---------- Excerpted data ----------

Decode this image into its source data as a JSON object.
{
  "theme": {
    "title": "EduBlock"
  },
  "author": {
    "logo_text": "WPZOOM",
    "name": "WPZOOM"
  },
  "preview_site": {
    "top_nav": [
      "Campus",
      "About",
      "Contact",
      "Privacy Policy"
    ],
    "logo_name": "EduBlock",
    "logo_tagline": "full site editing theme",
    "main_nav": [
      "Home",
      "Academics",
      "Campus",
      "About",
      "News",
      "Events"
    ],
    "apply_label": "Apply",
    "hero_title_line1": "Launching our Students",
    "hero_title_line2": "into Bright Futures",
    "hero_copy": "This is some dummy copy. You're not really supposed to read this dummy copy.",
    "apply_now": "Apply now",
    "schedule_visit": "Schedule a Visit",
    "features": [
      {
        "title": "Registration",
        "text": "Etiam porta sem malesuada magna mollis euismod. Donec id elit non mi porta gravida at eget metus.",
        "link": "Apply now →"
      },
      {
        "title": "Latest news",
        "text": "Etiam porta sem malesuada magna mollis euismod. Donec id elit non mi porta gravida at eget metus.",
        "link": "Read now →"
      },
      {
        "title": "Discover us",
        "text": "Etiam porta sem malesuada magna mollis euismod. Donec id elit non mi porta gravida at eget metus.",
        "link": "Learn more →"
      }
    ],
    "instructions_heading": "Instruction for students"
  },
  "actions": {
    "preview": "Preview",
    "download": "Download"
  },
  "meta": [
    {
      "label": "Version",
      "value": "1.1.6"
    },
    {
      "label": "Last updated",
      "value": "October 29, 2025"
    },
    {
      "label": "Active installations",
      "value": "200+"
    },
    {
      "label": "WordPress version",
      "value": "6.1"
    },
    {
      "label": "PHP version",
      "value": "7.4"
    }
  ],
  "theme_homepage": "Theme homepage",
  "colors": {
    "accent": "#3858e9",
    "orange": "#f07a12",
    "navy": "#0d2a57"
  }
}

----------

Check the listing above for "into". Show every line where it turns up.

Decode this image into its source data as a JSON object.
    "hero_title_line2": "into Bright Futures",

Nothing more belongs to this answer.